Album Review: Foreign Exchange – Leave it All Behind

Foreign Exchange
Leave It All Behind

Netherlands producer Nicolay, and MC, Phonte one half of Little Brother have come together for their second Foreign Exchange effort entitled Leave it All Behind. With Nicolay moving to North Carolina where Phonte is from and still resides, one would think studio sessions as opposed to the Internet and file sharing that occurred while Nicolay was stationed in the Netherlands would be more frequent. Wrong, the combo figured if it worked, why fix it? As well, with our current economic state where gas is $4.00 per/gallon even though they’re in the same state, money is money.

Lyrically we were all privy to Phonte’s singing qualifications on the first FE album in addition to the sample we received on the first LB album the Listening, and in this day in age where Andre3000, Pharrell, and as of recent Kanye West have flirted with expanding their lyricism to carry a melodic tune this is one of the best experiments from the aforementioned group of artists. Phonte delivers real time stories that everyone has or will experience and can relate to, the disturbing reality is since the disappearing acts of D’Angelo and until recently Maxwell there hasn’t been act[s] besides the usual suspects that have written vivid experiences of life and love. You won’t hear Tigallo talking about buying a drink or getting someone is his ride but you will hear stories with a clear, distinct and fresh Nicolay sound that is in the same vein as the debut FE album.
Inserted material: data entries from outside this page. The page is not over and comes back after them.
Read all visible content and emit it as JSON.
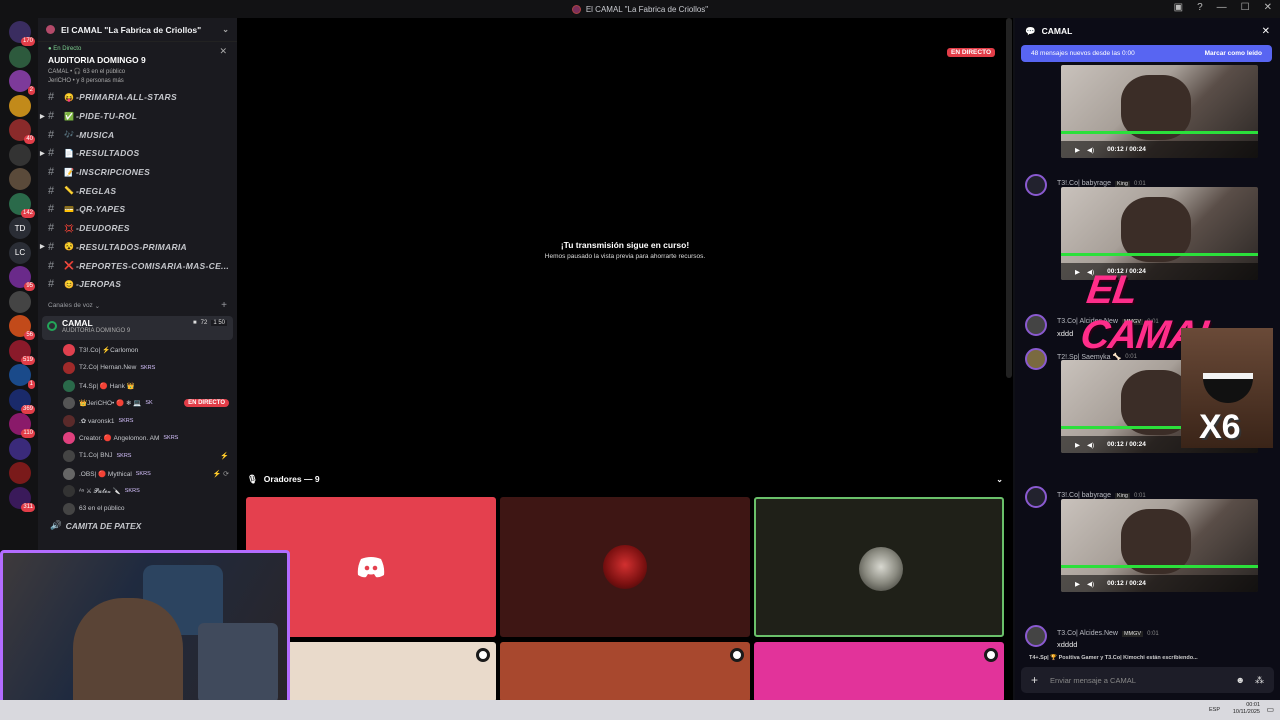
{
  "app": {
    "title": "El CAMAL \"La Fabrica de Criollos\""
  },
  "guilds": [
    {
      "badge": "170",
      "color": "#3a2d60",
      "label": ""
    },
    {
      "badge": "",
      "color": "#2d5a3d",
      "label": ""
    },
    {
      "badge": "2",
      "color": "#7d3a9a",
      "label": ""
    },
    {
      "badge": "",
      "color": "#c28a1a",
      "label": ""
    },
    {
      "badge": "40",
      "color": "#8a2a2a",
      "label": ""
    },
    {
      "badge": "",
      "color": "#333",
      "label": ""
    },
    {
      "badge": "",
      "color": "#5a4a3a",
      "label": ""
    },
    {
      "badge": "142",
      "color": "#2a6a4a",
      "label": ""
    },
    {
      "badge": "",
      "color": "#2a2d35",
      "label": "TD"
    },
    {
      "badge": "",
      "color": "#2a2d35",
      "label": "LC"
    },
    {
      "badge": "95",
      "color": "#6a2a8a",
      "label": ""
    },
    {
      "badge": "",
      "color": "#444",
      "label": ""
    },
    {
      "badge": "56",
      "color": "#c24a1a",
      "label": ""
    },
    {
      "badge": "519",
      "color": "#8a1a2a",
      "label": ""
    },
    {
      "badge": "1",
      "color": "#1a4a8a",
      "label": ""
    },
    {
      "badge": "369",
      "color": "#1a2a6a",
      "label": ""
    },
    {
      "badge": "110",
      "color": "#8a1a6a",
      "label": ""
    },
    {
      "badge": "",
      "color": "#3a2a7a",
      "label": ""
    },
    {
      "badge": "",
      "color": "#7a1a1a",
      "label": ""
    },
    {
      "badge": "311",
      "color": "#3a1a5a",
      "label": ""
    }
  ],
  "sidebar": {
    "server_name": "El CAMAL \"La Fabrica de Criollos\"",
    "event": {
      "status": "En Directo",
      "title": "AUDITORIA DOMINGO 9",
      "sub": "CAMAL • 🎧 63 en el público",
      "participants": "JeriCHO • y 8 personas más"
    },
    "channels": [
      {
        "emoji": "😝",
        "name": "-PRIMARIA-ALL-STARS",
        "arrow": false
      },
      {
        "emoji": "✅",
        "name": "-PIDE-TU-ROL",
        "arrow": true
      },
      {
        "emoji": "🎶",
        "name": "-MUSICA",
        "arrow": false
      },
      {
        "emoji": "📄",
        "name": "-RESULTADOS",
        "arrow": true
      },
      {
        "emoji": "📝",
        "name": "-INSCRIPCIONES",
        "arrow": false
      },
      {
        "emoji": "📏",
        "name": "-REGLAS",
        "arrow": false
      },
      {
        "emoji": "💳",
        "name": "-QR-YAPES",
        "arrow": false
      },
      {
        "emoji": "💢",
        "name": "-DEUDORES",
        "arrow": false
      },
      {
        "emoji": "😵",
        "name": "-RESULTADOS-PRIMARIA",
        "arrow": true
      },
      {
        "emoji": "❌",
        "name": "-REPORTES-COMISARIA-MAS-CE...",
        "arrow": false
      },
      {
        "emoji": "😊",
        "name": "-JEROPAS",
        "arrow": false
      }
    ],
    "voice_category": "Canales de voz",
    "voice_channel": {
      "name": "CAMAL",
      "sub": "AUDITORIA DOMINGO 9",
      "count": "72",
      "limit": "1 50"
    },
    "voice_users": [
      {
        "name": "T3!.Co| ⚡Carlomon",
        "tag": "",
        "live": "",
        "color": "#e0404e",
        "right": ""
      },
      {
        "name": "T2.Co| Hernan.New",
        "tag": "SKRS",
        "live": "",
        "color": "#a02a2a",
        "right": ""
      },
      {
        "name": "T4.Sp| 🔴 Hank 👑",
        "tag": "",
        "live": "",
        "color": "#2a6a4a",
        "right": ""
      },
      {
        "name": "👑JeriCHO• 🔴 ❄ 💻",
        "tag": "SK",
        "live": "EN DIRECTO",
        "color": "#555",
        "right": ""
      },
      {
        "name": ".✿ varonsk1",
        "tag": "SKRS",
        "live": "",
        "color": "#5a2a2a",
        "right": ""
      },
      {
        "name": "Creator. 🔴 Angelomon. AM",
        "tag": "SKRS",
        "live": "",
        "color": "#e0407e",
        "right": ""
      },
      {
        "name": "T1.Co| BNJ",
        "tag": "SKRS",
        "live": "",
        "color": "#444",
        "right": "⚡"
      },
      {
        "name": ".OBS| 🔴 Mythical",
        "tag": "SKRS",
        "live": "",
        "color": "#666",
        "right": "⚡ ⟳"
      },
      {
        "name": "ᴬˢ ⚔ 𝓟𝓪𝓽𝓮𝔁 🔪",
        "tag": "SKRS",
        "live": "",
        "color": "#333",
        "right": ""
      },
      {
        "name": "63 en el público",
        "tag": "",
        "live": "",
        "color": "#444",
        "right": ""
      }
    ],
    "camita": "CAMITA DE PATEX"
  },
  "stage": {
    "live_badge": "EN DIRECTO",
    "paused_title": "¡Tu transmisión sigue en curso!",
    "paused_sub": "Hemos pausado la vista previa para ahorrarte recursos.",
    "speakers_label": "Oradores — 9"
  },
  "chat": {
    "title": "CAMAL",
    "new_messages": "48 mensajes nuevos desde las 0:00",
    "mark_read": "Marcar como leído",
    "video_time": "00:12 / 00:24",
    "messages": [
      {
        "author": "T3!.Co| babyrage",
        "tag": "King",
        "time": "0:01",
        "text": ""
      },
      {
        "author": "T3.Co| Alcides.New",
        "tag": "MMGV",
        "time": "0:01",
        "text": "xddd"
      },
      {
        "author": "T2!.Sp| Saemyka 🦴",
        "tag": "",
        "time": "0:01",
        "text": ""
      },
      {
        "author": "T3!.Co| babyrage",
        "tag": "King",
        "time": "0:01",
        "text": ""
      },
      {
        "author": "T3.Co| Alcides.New",
        "tag": "MMGV",
        "time": "0:01",
        "text": "xdddd"
      }
    ],
    "typing": "T4+.Sp| 🏆 Positiva Gamer y T3.Co| Kimochi están escribiendo...",
    "input_placeholder": "Enviar mensaje a CAMAL"
  },
  "overlay": {
    "brand_text": "EL CAMAL",
    "meme_text": "X6"
  },
  "taskbar": {
    "lang": "ESP",
    "time": "00:01",
    "date": "10/11/2025"
  }
}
Since his solo efforts and producing for other artists Nicolay meshes perfectly with the North Carolinian and they sound as if they’ve done this before.

FE also reintroduces the world to Washington, DC’s own Muhsinah, who was heavily featured on the album, if you don’t know her, she was recently on tour with Common as a background artist and singer and she has her own EP entitled Daybreak and she proves to play the perfect supporting role on tracks like “House of Cards” and “Daykeeper.” Overall, Leave it All Behind is more than an experiment but a work that stretches the possibilities of good music and makes people forget about the purpose of genres.